The energy required stabilising is then not available for the pressing movement. Plus, the muscles doing the stabilising are small. You may not be able to completely fatigue your chest muscles as your stabilizers will give out first.

What are the Stabilizing Muscles in Barbell Bench Press?

The main muscle group worked during barbell bench press are your Pectoralis major (Chest Muscles). During this movement there are an additional three muscles/muscle groups which are recruited to help you move the weigh. These muscles are Anterior (Front) Deltoid, Triceps Brachii and Coracobrachialis (which connects your shoulder to your arm).

The other muscle groups used in stabilizing the barbell during bench press:

  1. Rotator Cuff musculature (Infraspinatus, supraspinatus, subscapularis, teres minor)
  2. Biceps
  3. Abdominals
  4. Lats which will help you to both stabilize the barbell and move the barbell of your chest.

You also shouldn’t forget that you are the soft/weak point between the barbell and the bench. To make the optimal stability during the bench press movement, you will also need to recruit your glutes and legs. Driving your feet into the ground and tensing your glutes and legs will help you to stay as STIFF as possible.

It is important to note that your stabilizer muscles are quite small and don’t recover as quickly as the larger muscle groups. Being small is not the only issue. These little fellas also don’t get as much blood flow which means that they don’t get as many nutrients to speed up their recovery as the larger muscle groups.

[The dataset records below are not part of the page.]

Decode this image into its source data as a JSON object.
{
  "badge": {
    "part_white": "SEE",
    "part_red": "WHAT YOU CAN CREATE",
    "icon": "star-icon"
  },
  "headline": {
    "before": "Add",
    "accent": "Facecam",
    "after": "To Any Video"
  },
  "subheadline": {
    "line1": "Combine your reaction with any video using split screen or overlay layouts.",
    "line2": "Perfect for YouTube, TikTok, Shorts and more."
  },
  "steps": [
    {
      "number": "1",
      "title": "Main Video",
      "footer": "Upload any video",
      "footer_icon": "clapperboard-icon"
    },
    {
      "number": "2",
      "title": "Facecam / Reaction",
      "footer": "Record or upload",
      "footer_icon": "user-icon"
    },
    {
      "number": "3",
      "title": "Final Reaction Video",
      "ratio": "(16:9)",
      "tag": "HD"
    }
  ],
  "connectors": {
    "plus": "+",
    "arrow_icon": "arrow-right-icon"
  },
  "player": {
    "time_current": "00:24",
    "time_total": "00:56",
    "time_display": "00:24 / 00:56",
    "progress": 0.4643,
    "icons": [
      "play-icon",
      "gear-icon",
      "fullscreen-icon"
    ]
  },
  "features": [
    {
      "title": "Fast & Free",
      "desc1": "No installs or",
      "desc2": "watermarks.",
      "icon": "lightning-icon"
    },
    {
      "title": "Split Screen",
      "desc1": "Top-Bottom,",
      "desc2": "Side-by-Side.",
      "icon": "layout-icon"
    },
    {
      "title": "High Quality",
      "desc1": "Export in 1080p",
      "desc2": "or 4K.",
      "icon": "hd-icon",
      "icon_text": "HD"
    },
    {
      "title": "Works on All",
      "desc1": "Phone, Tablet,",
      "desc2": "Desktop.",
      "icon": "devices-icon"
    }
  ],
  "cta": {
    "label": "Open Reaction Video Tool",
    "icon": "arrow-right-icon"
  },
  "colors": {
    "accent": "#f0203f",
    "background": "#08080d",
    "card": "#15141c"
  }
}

This is where accessory exercises and leverage machines come in real handy. Throwing in a leverage exercise will allow you to reduce the load on your stabilizing muscles, while still working the larger muscle groups. Lee Priest will sandwich an isolation movement like pec flys between his heavy pressing on chest day.

Are Leverage Presses effective?

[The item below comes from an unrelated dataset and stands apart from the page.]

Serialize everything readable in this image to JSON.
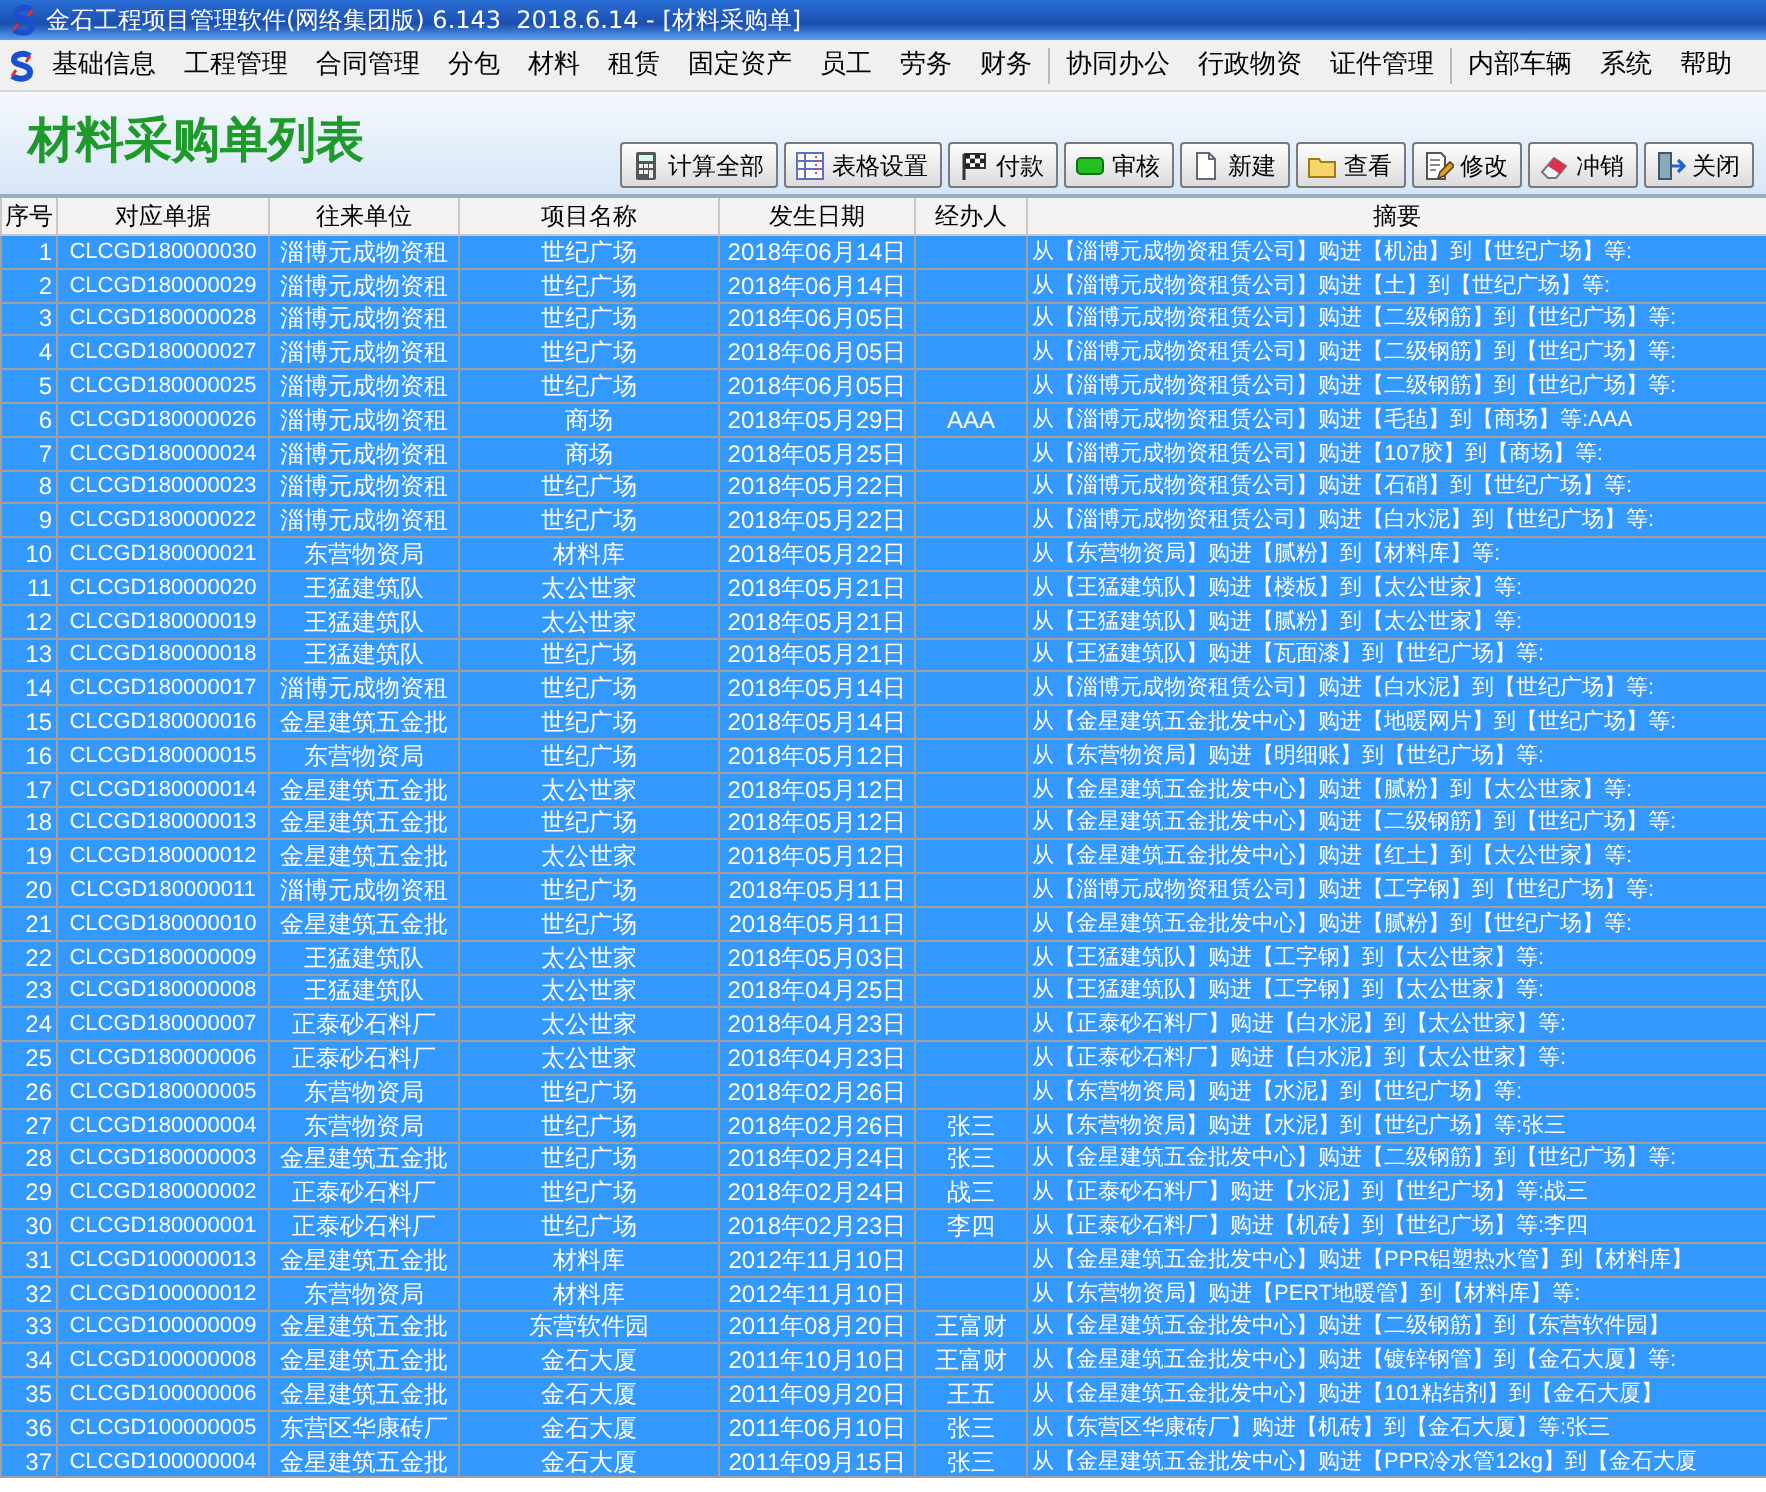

Leverage bench presses can be a useful addition to everyone’s training regimen. I would dare to say that leverage presses are the safest way to train upper body. The first reason being is that there is no barbell in the middle to crush you. This is especially useful for bodybuilders who tend to train until muscle failure.

The second reason is that the arms are moving in a fixed plain of motion. This comes in real handy for those who are going through shoulder rehab or those who are looking for an upper body accessory exercise which does not tax their stabilizer muscles. This allows them to tire the muscle without the increased risk of injury which usually comes with weak/fatigued stabilizer muscles.

The third reason are Muscle Imbalances. ATX leverage machines have arms that operate independently. Any pre-existing muscle imbalances will show up straight away as you will notice your arms moving at a different speed. An inexperienced lifter who trains exclusively with a barbell might not pick this up.

Can Chest Press lift Breasts?

Chest press and chest exercises can help you tone and lift the breasts up to a certain degree. By strengthening the muscle under the fat tissue, you will make your breasts look better than without pressing.

However, you won’t be able to make significant changes without plastic surgery. The sagging chest is caused by the loss of the tissue elasticity. If chest pressing is just part of your weight training program and healthy lifestyle, I highly doubt plastic surgery will be high on your priority list.

This healthy lifestyle will make you look and feel much better than your old self. In the athletic world breasts shapes and sizes are low on the priority. There are countless strong and attractive women with virtually no chest. Plastic surgery is expensive and will keep you out of the gym.

Do not feel pressured to get surgery. But I would strongly recommend chest pressing!

Does Leverage Press work Back?

The leverage press does not target back. The main muscles used will always be the chest, triceps, and shoulders. However, when you are working hard, the back and core will all be activated. The back muscles certainly won’t be overly fatigued, ruining your back workout the following day.

If you want to work your back, you can do some back exercises on your leverage press machine. They are great for doing rows – barbell, bent over, prone and one arm.